◆ **Problem details**
Return the records word for word. Any pictures in them are not part of the copy.

Stored entries:
########

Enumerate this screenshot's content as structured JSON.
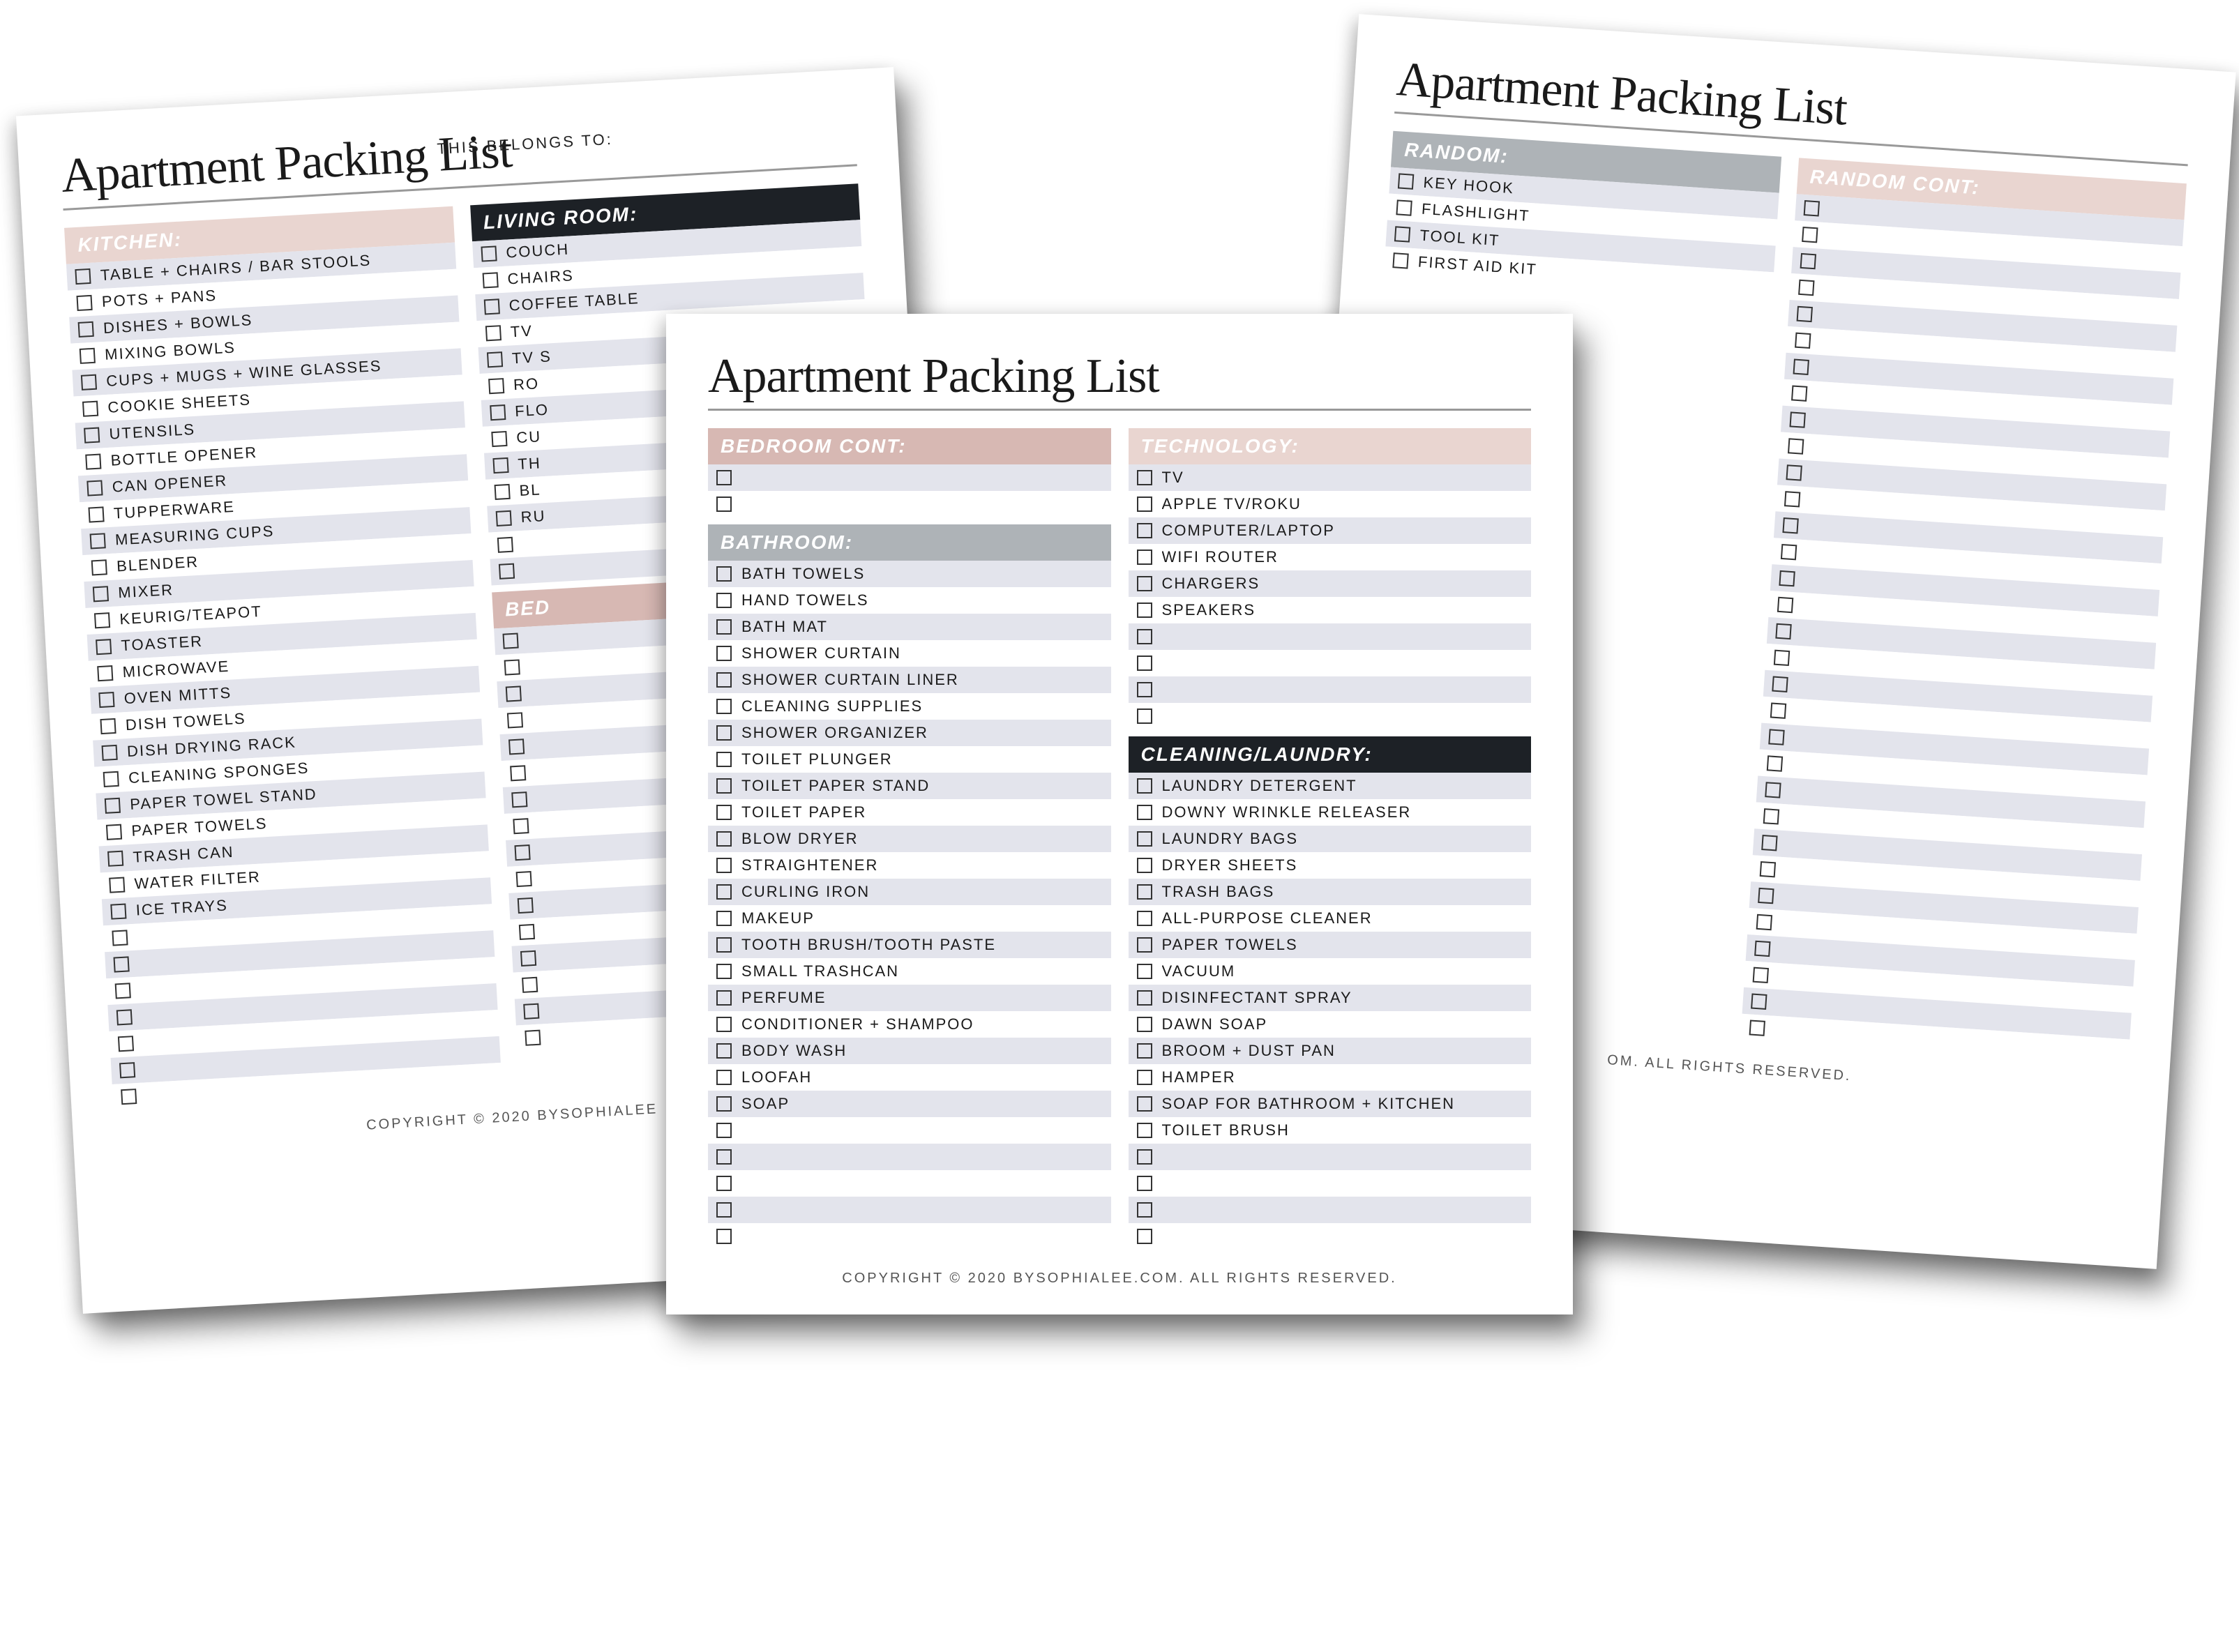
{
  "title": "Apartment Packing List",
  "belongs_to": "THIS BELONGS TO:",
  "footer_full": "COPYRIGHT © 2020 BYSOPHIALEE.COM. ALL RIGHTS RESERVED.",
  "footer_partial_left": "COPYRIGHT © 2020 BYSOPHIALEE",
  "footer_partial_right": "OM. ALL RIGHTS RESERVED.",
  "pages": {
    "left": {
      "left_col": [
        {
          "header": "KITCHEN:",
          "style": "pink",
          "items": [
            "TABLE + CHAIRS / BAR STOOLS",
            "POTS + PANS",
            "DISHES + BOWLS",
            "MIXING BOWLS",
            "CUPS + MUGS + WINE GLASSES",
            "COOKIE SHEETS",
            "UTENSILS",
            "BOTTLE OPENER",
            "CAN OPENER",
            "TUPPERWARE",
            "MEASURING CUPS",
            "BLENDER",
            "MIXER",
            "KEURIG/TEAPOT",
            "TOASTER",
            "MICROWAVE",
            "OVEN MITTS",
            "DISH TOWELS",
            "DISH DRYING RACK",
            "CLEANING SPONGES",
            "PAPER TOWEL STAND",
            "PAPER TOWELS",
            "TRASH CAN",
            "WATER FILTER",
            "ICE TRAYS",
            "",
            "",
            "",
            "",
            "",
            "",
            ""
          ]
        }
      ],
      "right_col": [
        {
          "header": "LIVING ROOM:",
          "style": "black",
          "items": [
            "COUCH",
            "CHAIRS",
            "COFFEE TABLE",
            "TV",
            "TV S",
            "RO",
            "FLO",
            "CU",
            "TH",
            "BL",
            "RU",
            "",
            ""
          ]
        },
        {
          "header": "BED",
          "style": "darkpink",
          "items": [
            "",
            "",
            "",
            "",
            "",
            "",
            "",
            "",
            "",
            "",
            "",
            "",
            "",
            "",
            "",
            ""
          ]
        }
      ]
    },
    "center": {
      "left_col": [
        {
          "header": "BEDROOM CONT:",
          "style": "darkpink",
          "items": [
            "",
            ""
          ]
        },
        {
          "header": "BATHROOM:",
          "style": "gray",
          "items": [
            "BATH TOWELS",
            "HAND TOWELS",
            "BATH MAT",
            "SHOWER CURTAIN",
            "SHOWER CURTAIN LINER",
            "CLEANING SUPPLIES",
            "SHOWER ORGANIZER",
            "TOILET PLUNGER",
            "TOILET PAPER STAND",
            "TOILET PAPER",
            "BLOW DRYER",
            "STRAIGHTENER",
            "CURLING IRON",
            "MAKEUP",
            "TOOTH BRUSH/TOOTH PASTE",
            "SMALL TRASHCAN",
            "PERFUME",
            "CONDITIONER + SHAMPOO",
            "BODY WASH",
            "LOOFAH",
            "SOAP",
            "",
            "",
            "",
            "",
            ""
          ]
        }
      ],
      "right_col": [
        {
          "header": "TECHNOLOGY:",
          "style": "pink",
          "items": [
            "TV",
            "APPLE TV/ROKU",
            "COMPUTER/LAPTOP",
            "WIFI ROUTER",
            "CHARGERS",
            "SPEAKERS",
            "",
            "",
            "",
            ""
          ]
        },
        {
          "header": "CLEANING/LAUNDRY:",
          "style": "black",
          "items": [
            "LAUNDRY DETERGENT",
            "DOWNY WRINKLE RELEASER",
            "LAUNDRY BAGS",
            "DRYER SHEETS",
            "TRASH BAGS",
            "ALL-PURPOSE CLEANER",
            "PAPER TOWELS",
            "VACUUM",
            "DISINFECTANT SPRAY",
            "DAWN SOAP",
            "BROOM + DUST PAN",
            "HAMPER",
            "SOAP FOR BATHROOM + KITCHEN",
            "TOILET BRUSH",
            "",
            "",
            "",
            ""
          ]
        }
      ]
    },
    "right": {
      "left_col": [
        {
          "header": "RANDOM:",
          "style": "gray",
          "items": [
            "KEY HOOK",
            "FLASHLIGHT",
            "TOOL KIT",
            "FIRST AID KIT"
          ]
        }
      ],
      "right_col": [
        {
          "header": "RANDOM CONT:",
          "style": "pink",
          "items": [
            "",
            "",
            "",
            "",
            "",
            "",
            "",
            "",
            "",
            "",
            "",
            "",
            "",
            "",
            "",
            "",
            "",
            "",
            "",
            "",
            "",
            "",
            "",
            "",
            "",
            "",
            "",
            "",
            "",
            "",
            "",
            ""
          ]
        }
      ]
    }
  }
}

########

◆ **Answer box**
Enumerate this screenshot's content as structured JSON.
{
  "title": "Apartment Packing List",
  "belongs_to": "THIS BELONGS TO:",
  "footer_full": "COPYRIGHT © 2020 BYSOPHIALEE.COM. ALL RIGHTS RESERVED.",
  "footer_partial_left": "COPYRIGHT © 2020 BYSOPHIALEE",
  "footer_partial_right": "OM. ALL RIGHTS RESERVED.",
  "pages": {
    "left": {
      "left_col": [
        {
          "header": "KITCHEN:",
          "style": "pink",
          "items": [
            "TABLE + CHAIRS / BAR STOOLS",
            "POTS + PANS",
            "DISHES + BOWLS",
            "MIXING BOWLS",
            "CUPS + MUGS + WINE GLASSES",
            "COOKIE SHEETS",
            "UTENSILS",
            "BOTTLE OPENER",
            "CAN OPENER",
            "TUPPERWARE",
            "MEASURING CUPS",
            "BLENDER",
            "MIXER",
            "KEURIG/TEAPOT",
            "TOASTER",
            "MICROWAVE",
            "OVEN MITTS",
            "DISH TOWELS",
            "DISH DRYING RACK",
            "CLEANING SPONGES",
            "PAPER TOWEL STAND",
            "PAPER TOWELS",
            "TRASH CAN",
            "WATER FILTER",
            "ICE TRAYS",
            "",
            "",
            "",
            "",
            "",
            "",
            ""
          ]
        }
      ],
      "right_col": [
        {
          "header": "LIVING ROOM:",
          "style": "black",
          "items": [
            "COUCH",
            "CHAIRS",
            "COFFEE TABLE",
            "TV",
            "TV S",
            "RO",
            "FLO",
            "CU",
            "TH",
            "BL",
            "RU",
            "",
            ""
          ]
        },
        {
          "header": "BED",
          "style": "darkpink",
          "items": [
            "",
            "",
            "",
            "",
            "",
            "",
            "",
            "",
            "",
            "",
            "",
            "",
            "",
            "",
            "",
            ""
          ]
        }
      ]
    },
    "center": {
      "left_col": [
        {
          "header": "BEDROOM CONT:",
          "style": "darkpink",
          "items": [
            "",
            ""
          ]
        },
        {
          "header": "BATHROOM:",
          "style": "gray",
          "items": [
            "BATH TOWELS",
            "HAND TOWELS",
            "BATH MAT",
            "SHOWER CURTAIN",
            "SHOWER CURTAIN LINER",
            "CLEANING SUPPLIES",
            "SHOWER ORGANIZER",
            "TOILET PLUNGER",
            "TOILET PAPER STAND",
            "TOILET PAPER",
            "BLOW DRYER",
            "STRAIGHTENER",
            "CURLING IRON",
            "MAKEUP",
            "TOOTH BRUSH/TOOTH PASTE",
            "SMALL TRASHCAN",
            "PERFUME",
            "CONDITIONER + SHAMPOO",
            "BODY WASH",
            "LOOFAH",
            "SOAP",
            "",
            "",
            "",
            "",
            ""
          ]
        }
      ],
      "right_col": [
        {
          "header": "TECHNOLOGY:",
          "style": "pink",
          "items": [
            "TV",
            "APPLE TV/ROKU",
            "COMPUTER/LAPTOP",
            "WIFI ROUTER",
            "CHARGERS",
            "SPEAKERS",
            "",
            "",
            "",
            ""
          ]
        },
        {
          "header": "CLEANING/LAUNDRY:",
          "style": "black",
          "items": [
            "LAUNDRY DETERGENT",
            "DOWNY WRINKLE RELEASER",
            "LAUNDRY BAGS",
            "DRYER SHEETS",
            "TRASH BAGS",
            "ALL-PURPOSE CLEANER",
            "PAPER TOWELS",
            "VACUUM",
            "DISINFECTANT SPRAY",
            "DAWN SOAP",
            "BROOM + DUST PAN",
            "HAMPER",
            "SOAP FOR BATHROOM + KITCHEN",
            "TOILET BRUSH",
            "",
            "",
            "",
            ""
          ]
        }
      ]
    },
    "right": {
      "left_col": [
        {
          "header": "RANDOM:",
          "style": "gray",
          "items": [
            "KEY HOOK",
            "FLASHLIGHT",
            "TOOL KIT",
            "FIRST AID KIT"
          ]
        }
      ],
      "right_col": [
        {
          "header": "RANDOM CONT:",
          "style": "pink",
          "items": [
            "",
            "",
            "",
            "",
            "",
            "",
            "",
            "",
            "",
            "",
            "",
            "",
            "",
            "",
            "",
            "",
            "",
            "",
            "",
            "",
            "",
            "",
            "",
            "",
            "",
            "",
            "",
            "",
            "",
            "",
            "",
            ""
          ]
        }
      ]
    }
  }
}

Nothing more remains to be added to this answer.